Aim of the exercise: Output every record exactly and leave each picture out.

(Excerpts from a dataset)
:::

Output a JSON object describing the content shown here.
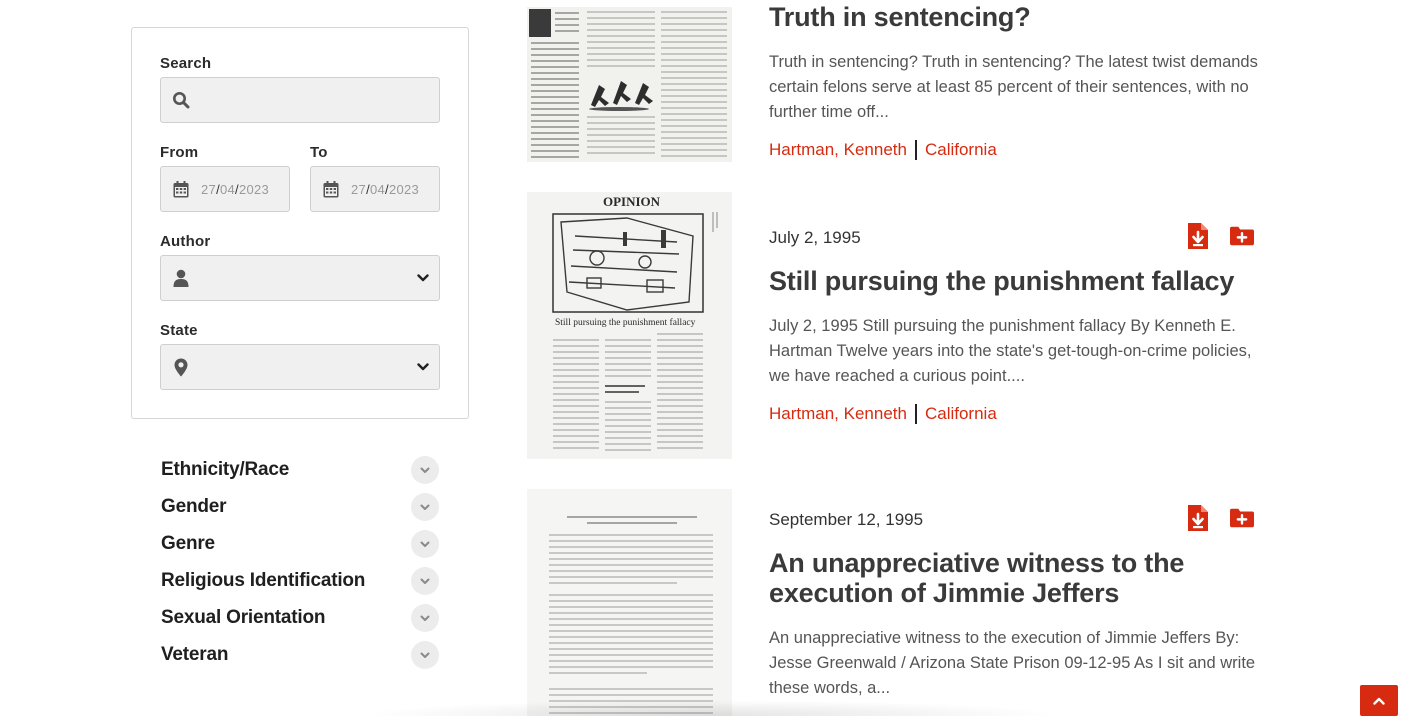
{
  "filters": {
    "search_label": "Search",
    "search_placeholder": "",
    "from_label": "From",
    "to_label": "To",
    "from_date": {
      "day": "27",
      "month": "04",
      "year": "2023"
    },
    "to_date": {
      "day": "27",
      "month": "04",
      "year": "2023"
    },
    "author_label": "Author",
    "author_value": "",
    "state_label": "State",
    "state_value": ""
  },
  "facets": [
    {
      "label": "Ethnicity/Race"
    },
    {
      "label": "Gender"
    },
    {
      "label": "Genre"
    },
    {
      "label": "Religious Identification"
    },
    {
      "label": "Sexual Orientation"
    },
    {
      "label": "Veteran"
    }
  ],
  "results": [
    {
      "date": "",
      "title": "Truth in sentencing?",
      "snippet": "Truth in sentencing? Truth in sentencing? The latest twist demands certain felons serve at least 85 percent of their sentences, with no further time off...",
      "author": "Hartman, Kenneth",
      "state": "California"
    },
    {
      "date": "July 2, 1995",
      "title": "Still pursuing the punishment fallacy",
      "snippet": "July 2, 1995 Still pursuing the punishment fallacy By Kenneth E. Hartman Twelve years into the state's get-tough-on-crime policies, we have reached a curious point....",
      "author": "Hartman, Kenneth",
      "state": "California",
      "thumb_heading": "OPINION",
      "thumb_caption": "Still pursuing the punishment fallacy"
    },
    {
      "date": "September 12, 1995",
      "title": "An unappreciative witness to the execution of Jimmie Jeffers",
      "snippet": "An unappreciative witness to the execution of Jimmie Jeffers By: Jesse Greenwald / Arizona State Prison 09-12-95 As I sit and write these words, a...",
      "author": "",
      "state": ""
    }
  ],
  "icons": {
    "search": "search-icon",
    "calendar": "calendar-icon",
    "user": "user-icon",
    "location": "map-marker-icon",
    "chevron": "chevron-down-icon",
    "download": "download-file-icon",
    "add_folder": "folder-plus-icon",
    "back_to_top": "chevron-up-icon"
  },
  "colors": {
    "accent": "#d62b10",
    "title": "#3a3a3a",
    "text": "#555555",
    "input_bg": "#f0f0f0"
  }
}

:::

Your solution:
Output a JSON object describing the content shown here.
{
  "filters": {
    "search_label": "Search",
    "search_placeholder": "",
    "from_label": "From",
    "to_label": "To",
    "from_date": {
      "day": "27",
      "month": "04",
      "year": "2023"
    },
    "to_date": {
      "day": "27",
      "month": "04",
      "year": "2023"
    },
    "author_label": "Author",
    "author_value": "",
    "state_label": "State",
    "state_value": ""
  },
  "facets": [
    {
      "label": "Ethnicity/Race"
    },
    {
      "label": "Gender"
    },
    {
      "label": "Genre"
    },
    {
      "label": "Religious Identification"
    },
    {
      "label": "Sexual Orientation"
    },
    {
      "label": "Veteran"
    }
  ],
  "results": [
    {
      "date": "",
      "title": "Truth in sentencing?",
      "snippet": "Truth in sentencing? Truth in sentencing? The latest twist demands certain felons serve at least 85 percent of their sentences, with no further time off...",
      "author": "Hartman, Kenneth",
      "state": "California"
    },
    {
      "date": "July 2, 1995",
      "title": "Still pursuing the punishment fallacy",
      "snippet": "July 2, 1995 Still pursuing the punishment fallacy By Kenneth E. Hartman Twelve years into the state's get-tough-on-crime policies, we have reached a curious point....",
      "author": "Hartman, Kenneth",
      "state": "California",
      "thumb_heading": "OPINION",
      "thumb_caption": "Still pursuing the punishment fallacy"
    },
    {
      "date": "September 12, 1995",
      "title": "An unappreciative witness to the execution of Jimmie Jeffers",
      "snippet": "An unappreciative witness to the execution of Jimmie Jeffers By: Jesse Greenwald / Arizona State Prison 09-12-95 As I sit and write these words, a...",
      "author": "",
      "state": ""
    }
  ],
  "icons": {
    "search": "search-icon",
    "calendar": "calendar-icon",
    "user": "user-icon",
    "location": "map-marker-icon",
    "chevron": "chevron-down-icon",
    "download": "download-file-icon",
    "add_folder": "folder-plus-icon",
    "back_to_top": "chevron-up-icon"
  },
  "colors": {
    "accent": "#d62b10",
    "title": "#3a3a3a",
    "text": "#555555",
    "input_bg": "#f0f0f0"
  }
}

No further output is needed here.